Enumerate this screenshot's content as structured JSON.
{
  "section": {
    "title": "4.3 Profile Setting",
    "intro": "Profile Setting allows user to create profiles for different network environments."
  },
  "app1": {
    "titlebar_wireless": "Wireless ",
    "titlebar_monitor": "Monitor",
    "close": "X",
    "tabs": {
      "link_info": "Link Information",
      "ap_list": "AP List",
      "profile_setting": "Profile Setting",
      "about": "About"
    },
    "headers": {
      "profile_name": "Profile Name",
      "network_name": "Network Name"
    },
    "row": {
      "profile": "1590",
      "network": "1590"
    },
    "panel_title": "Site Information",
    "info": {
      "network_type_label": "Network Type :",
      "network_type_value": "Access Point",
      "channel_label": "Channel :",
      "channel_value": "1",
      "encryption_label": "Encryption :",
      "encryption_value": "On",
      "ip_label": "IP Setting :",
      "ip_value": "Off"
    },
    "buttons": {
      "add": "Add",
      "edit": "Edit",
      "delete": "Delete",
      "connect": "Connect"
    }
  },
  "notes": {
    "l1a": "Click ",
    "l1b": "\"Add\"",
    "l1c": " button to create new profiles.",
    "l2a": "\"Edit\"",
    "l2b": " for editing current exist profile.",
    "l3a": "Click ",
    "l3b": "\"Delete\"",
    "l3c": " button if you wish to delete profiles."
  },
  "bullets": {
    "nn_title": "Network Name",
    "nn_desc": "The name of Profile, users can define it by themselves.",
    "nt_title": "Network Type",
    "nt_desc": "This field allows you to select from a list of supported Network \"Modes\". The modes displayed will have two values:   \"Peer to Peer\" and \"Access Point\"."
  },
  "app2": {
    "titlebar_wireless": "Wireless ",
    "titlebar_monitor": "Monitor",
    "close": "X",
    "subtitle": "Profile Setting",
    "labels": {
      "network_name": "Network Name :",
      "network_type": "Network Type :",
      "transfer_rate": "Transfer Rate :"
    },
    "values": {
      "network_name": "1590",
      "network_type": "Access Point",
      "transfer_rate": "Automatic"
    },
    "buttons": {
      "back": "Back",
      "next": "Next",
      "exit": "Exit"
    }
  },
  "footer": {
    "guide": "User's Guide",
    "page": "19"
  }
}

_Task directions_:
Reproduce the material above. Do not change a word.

_Response for this exercise_:
Enumerate this screenshot's content as structured JSON.
{
  "section": {
    "title": "4.3 Profile Setting",
    "intro": "Profile Setting allows user to create profiles for different network environments."
  },
  "app1": {
    "titlebar_wireless": "Wireless ",
    "titlebar_monitor": "Monitor",
    "close": "X",
    "tabs": {
      "link_info": "Link Information",
      "ap_list": "AP List",
      "profile_setting": "Profile Setting",
      "about": "About"
    },
    "headers": {
      "profile_name": "Profile Name",
      "network_name": "Network Name"
    },
    "row": {
      "profile": "1590",
      "network": "1590"
    },
    "panel_title": "Site Information",
    "info": {
      "network_type_label": "Network Type :",
      "network_type_value": "Access Point",
      "channel_label": "Channel :",
      "channel_value": "1",
      "encryption_label": "Encryption :",
      "encryption_value": "On",
      "ip_label": "IP Setting :",
      "ip_value": "Off"
    },
    "buttons": {
      "add": "Add",
      "edit": "Edit",
      "delete": "Delete",
      "connect": "Connect"
    }
  },
  "notes": {
    "l1a": "Click ",
    "l1b": "\"Add\"",
    "l1c": " button to create new profiles.",
    "l2a": "\"Edit\"",
    "l2b": " for editing current exist profile.",
    "l3a": "Click ",
    "l3b": "\"Delete\"",
    "l3c": " button if you wish to delete profiles."
  },
  "bullets": {
    "nn_title": "Network Name",
    "nn_desc": "The name of Profile, users can define it by themselves.",
    "nt_title": "Network Type",
    "nt_desc": "This field allows you to select from a list of supported Network \"Modes\". The modes displayed will have two values:   \"Peer to Peer\" and \"Access Point\"."
  },
  "app2": {
    "titlebar_wireless": "Wireless ",
    "titlebar_monitor": "Monitor",
    "close": "X",
    "subtitle": "Profile Setting",
    "labels": {
      "network_name": "Network Name :",
      "network_type": "Network Type :",
      "transfer_rate": "Transfer Rate :"
    },
    "values": {
      "network_name": "1590",
      "network_type": "Access Point",
      "transfer_rate": "Automatic"
    },
    "buttons": {
      "back": "Back",
      "next": "Next",
      "exit": "Exit"
    }
  },
  "footer": {
    "guide": "User's Guide",
    "page": "19"
  }
}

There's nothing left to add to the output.